What you should do →
Copy out every line from the records that includes "CESLite".

Stored data →

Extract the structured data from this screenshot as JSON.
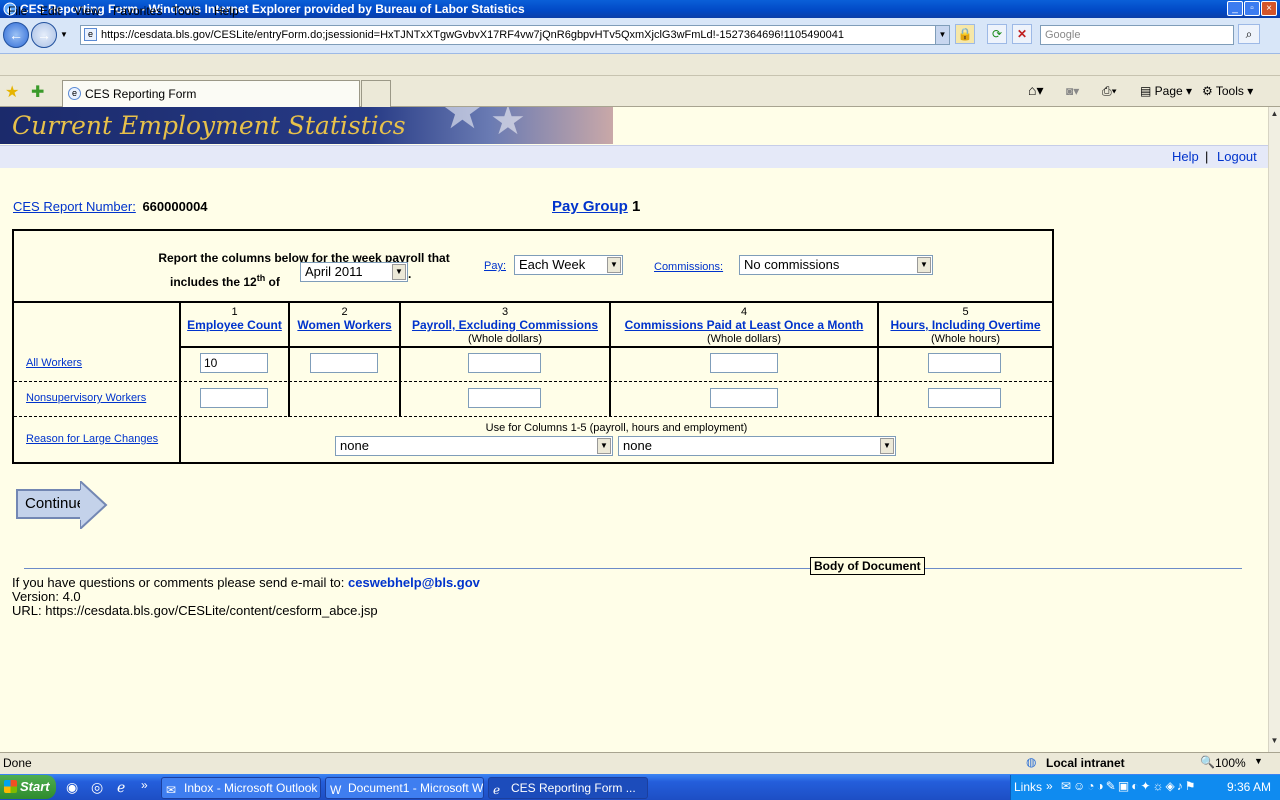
{
  "window": {
    "title": "CES Reporting Form - Windows Internet Explorer provided by Bureau of Labor Statistics",
    "min": "_",
    "max": "▫",
    "close": "×"
  },
  "address": {
    "url": "https://cesdata.bls.gov/CESLite/entryForm.do;jsessionid=HxTJNTxXTgwGvbvX17RF4vw7jQnR6gbpvHTv5QxmXjclG3wFmLd!-1527364696!1105490041",
    "search_placeholder": "Google"
  },
  "menubar": [
    "File",
    "Edit",
    "View",
    "Favorites",
    "Tools",
    "Help"
  ],
  "tab": {
    "label": "CES Reporting Form"
  },
  "commandbar": {
    "page": "Page",
    "tools": "Tools"
  },
  "banner": {
    "title": "Current Employment Statistics"
  },
  "toplinks": {
    "help": "Help",
    "sep": "|",
    "logout": "Logout"
  },
  "report": {
    "label": "CES Report Number:",
    "number": "660000004"
  },
  "paygroup": {
    "label": "Pay Group",
    "number": "1"
  },
  "form": {
    "instruction_line1": "Report the columns below for the week payroll that",
    "instruction_line2_prefix": "includes the 12",
    "instruction_sup": "th",
    "instruction_line2_suffix": " of",
    "week_value": "April 2011",
    "period_dot": ".",
    "pay_label": "Pay:",
    "pay_value": "Each Week",
    "commissions_label": "Commissions:",
    "commissions_value": "No commissions",
    "columns": [
      {
        "num": "1",
        "title": "Employee Count",
        "unit": ""
      },
      {
        "num": "2",
        "title": "Women Workers",
        "unit": ""
      },
      {
        "num": "3",
        "title": "Payroll, Excluding Commissions",
        "unit": "(Whole dollars)"
      },
      {
        "num": "4",
        "title": "Commissions Paid at Least Once a Month",
        "unit": "(Whole dollars)"
      },
      {
        "num": "5",
        "title": "Hours, Including Overtime",
        "unit": "(Whole hours)"
      }
    ],
    "rows": [
      {
        "label": "All Workers",
        "employee_count": "10"
      },
      {
        "label": "Nonsupervisory Workers"
      },
      {
        "label": "Reason for Large Changes"
      }
    ],
    "reason_note": "Use for Columns 1-5 (payroll, hours and employment)",
    "reason_select1": "none",
    "reason_select2": "none"
  },
  "continue_label": "Continue",
  "tooltip": "Body of Document",
  "footer": {
    "contact_prefix": "If you have questions or comments please send e-mail to: ",
    "email": "ceswebhelp@bls.gov",
    "version": "Version: 4.0",
    "url": "URL: https://cesdata.bls.gov/CESLite/content/cesform_abce.jsp"
  },
  "status": {
    "text": "Done",
    "zone": "Local intranet",
    "zoom": "100%"
  },
  "taskbar": {
    "start": "Start",
    "tasks": [
      "Inbox - Microsoft Outlook",
      "Document1 - Microsoft W...",
      "CES Reporting Form ..."
    ],
    "links": "Links",
    "clock": "9:36 AM"
  }
}
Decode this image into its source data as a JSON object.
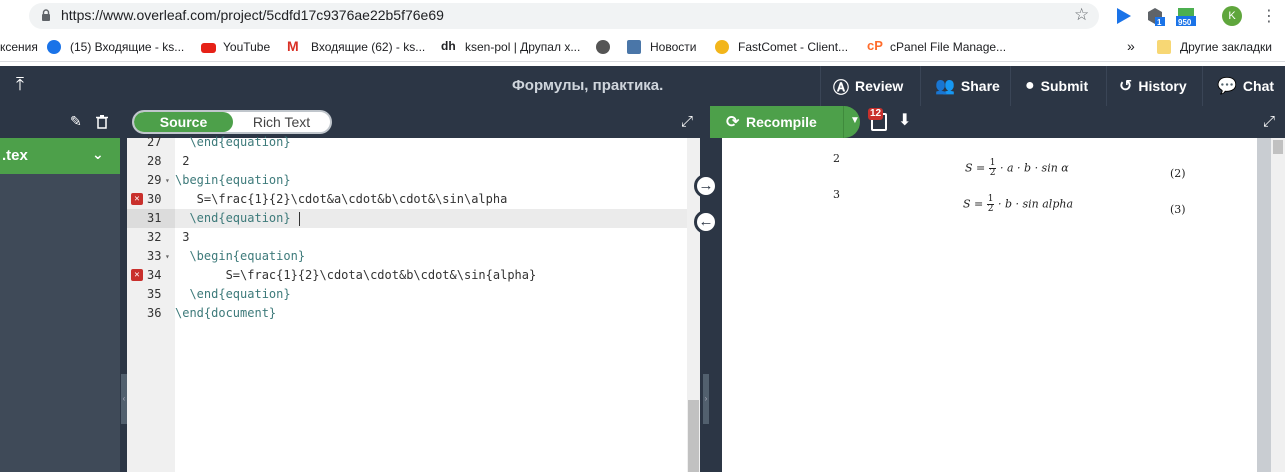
{
  "browser": {
    "url": "https://www.overleaf.com/project/5cdfd17c9376ae22b5f76e69",
    "badge_ext1": "1",
    "badge_ext2": "950",
    "avatar": "K"
  },
  "bookmarks": {
    "items": [
      {
        "label": "ксения"
      },
      {
        "label": "(15) Входящие - ks..."
      },
      {
        "label": "YouTube"
      },
      {
        "label": "Входящие (62) - ks..."
      },
      {
        "label": "ksen-pol | Друпал х..."
      },
      {
        "label": "Новости"
      },
      {
        "label": "FastComet - Client..."
      },
      {
        "label": "cPanel File Manage..."
      }
    ],
    "more": "»",
    "other": "Другие закладки"
  },
  "toolbar": {
    "title": "Формулы, практика.",
    "review": "Review",
    "share": "Share",
    "submit": "Submit",
    "history": "History",
    "chat": "Chat"
  },
  "editor_toggle": {
    "source": "Source",
    "rich": "Rich Text"
  },
  "pdf_toolbar": {
    "recompile": "Recompile",
    "log_count": "12"
  },
  "file_tree": {
    "selected": ".tex"
  },
  "editor": {
    "lines": [
      {
        "num": "27",
        "fold": false,
        "error": false,
        "active": false
      },
      {
        "num": "28",
        "fold": false,
        "error": false,
        "active": false
      },
      {
        "num": "29",
        "fold": true,
        "error": false,
        "active": false
      },
      {
        "num": "30",
        "fold": false,
        "error": true,
        "active": false
      },
      {
        "num": "31",
        "fold": false,
        "error": false,
        "active": true
      },
      {
        "num": "32",
        "fold": false,
        "error": false,
        "active": false
      },
      {
        "num": "33",
        "fold": true,
        "error": false,
        "active": false
      },
      {
        "num": "34",
        "fold": false,
        "error": true,
        "active": false
      },
      {
        "num": "35",
        "fold": false,
        "error": false,
        "active": false
      },
      {
        "num": "36",
        "fold": false,
        "error": false,
        "active": false
      }
    ],
    "code": {
      "l27": "  \\end{equation}",
      "l28": " 2",
      "l29": "\\begin{equation}",
      "l30": "   S=\\frac{1}{2}\\cdot&a\\cdot&b\\cdot&\\sin\\alpha",
      "l31": "  \\end{equation}",
      "l32": " 3",
      "l33": "  \\begin{equation}",
      "l34": "       S=\\frac{1}{2}\\cdota\\cdot&b\\cdot&\\sin{alpha}",
      "l35": "  \\end{equation}",
      "l36": "\\end{document}"
    }
  },
  "pdf": {
    "num2": "2",
    "num3": "3",
    "eq2_lhs": "S =",
    "eq2_num": "1",
    "eq2_den": "2",
    "eq2_rhs": "· a · b · sin α",
    "eq2_tag": "(2)",
    "eq3_lhs": "S =",
    "eq3_num": "1",
    "eq3_den": "2",
    "eq3_rhs": "· b · sin alpha",
    "eq3_tag": "(3)"
  }
}
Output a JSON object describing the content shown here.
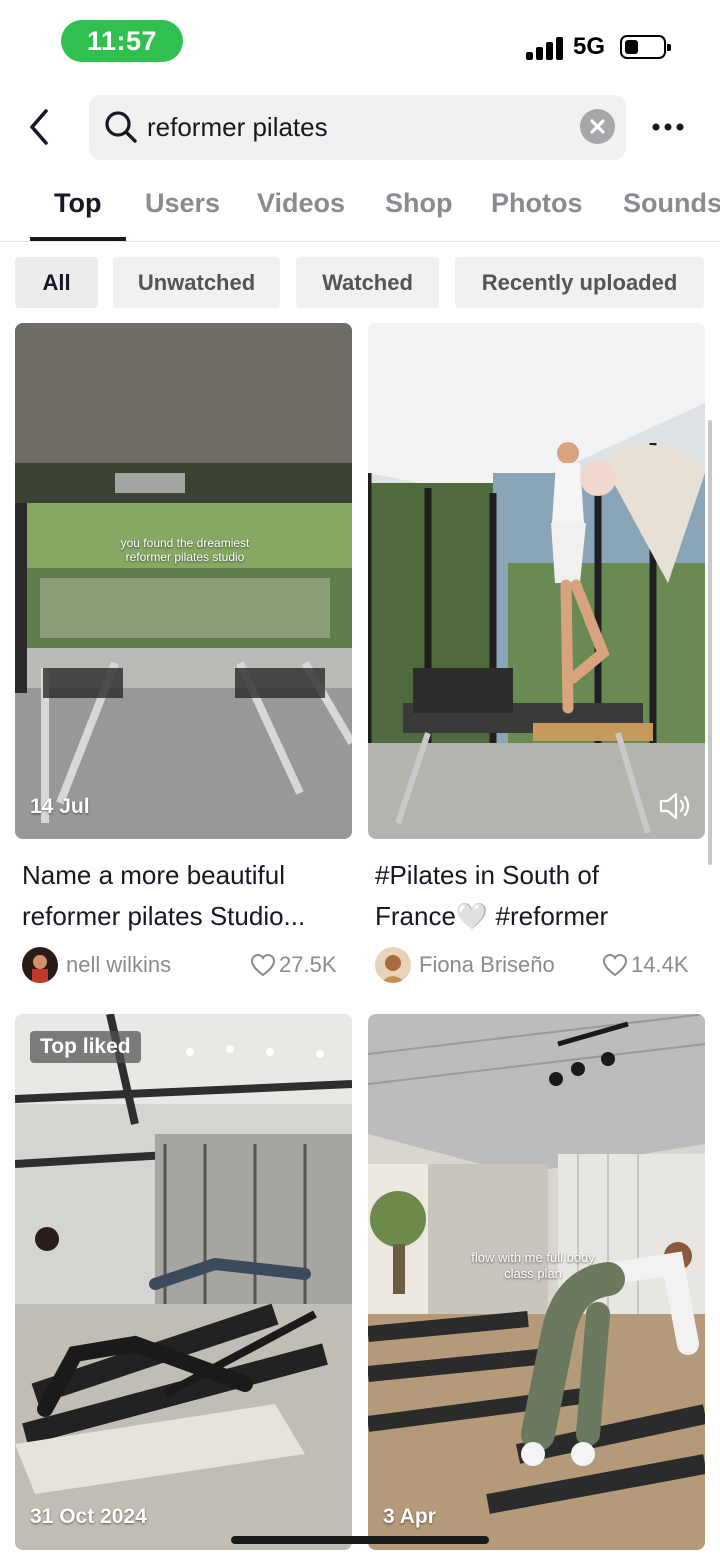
{
  "status_bar": {
    "time": "11:57",
    "network": "5G",
    "battery_level": 0.35
  },
  "search": {
    "query": "reformer pilates"
  },
  "tabs": [
    {
      "label": "Top",
      "active": true
    },
    {
      "label": "Users"
    },
    {
      "label": "Videos"
    },
    {
      "label": "Shop"
    },
    {
      "label": "Photos"
    },
    {
      "label": "Sounds"
    }
  ],
  "filters": [
    {
      "label": "All",
      "active": true
    },
    {
      "label": "Unwatched"
    },
    {
      "label": "Watched"
    },
    {
      "label": "Recently uploaded"
    }
  ],
  "results": [
    {
      "date": "14 Jul",
      "overlay_text": "you found the dreamiest reformer pilates studio",
      "title_line1": "Name a more beautiful",
      "title_line2": "reformer pilates Studio...",
      "author": "nell wilkins",
      "likes": "27.5K"
    },
    {
      "date": "",
      "has_sound_icon": true,
      "title_line1": "#Pilates in South of",
      "title_line2": "France🤍 #reformer",
      "author": "Fiona Briseño",
      "likes": "14.4K"
    },
    {
      "badge": "Top liked",
      "date": "31 Oct 2024"
    },
    {
      "date": "3 Apr",
      "overlay_text": "flow with me full body class plan"
    }
  ],
  "colors": {
    "status_green": "#30c04f",
    "text": "#161823",
    "muted": "#8a8b91",
    "chip_bg": "#f1f1f2"
  }
}
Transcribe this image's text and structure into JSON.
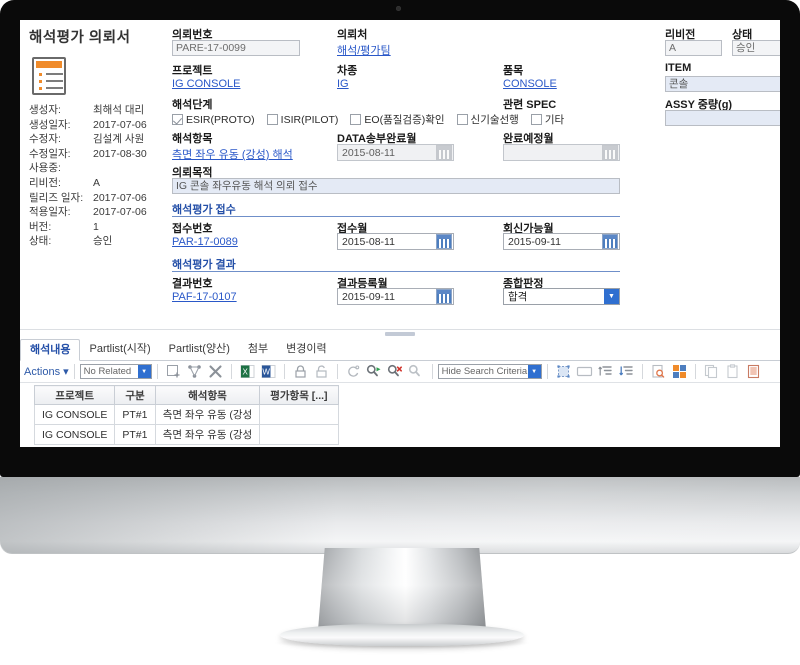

Task solution →
    "url": "https://cesdata.bls.gov/CESLite/entryForm.do;jsessionid=HxTJNTxXTgwGvbvX17RF4vw7jQnR6gbpvHTv5QxmXjclG3wFmLd!-1527364696!1105490041",
    "url": "URL: https://cesdata.bls.gov/CESLite/content/cesform_abce.jsp"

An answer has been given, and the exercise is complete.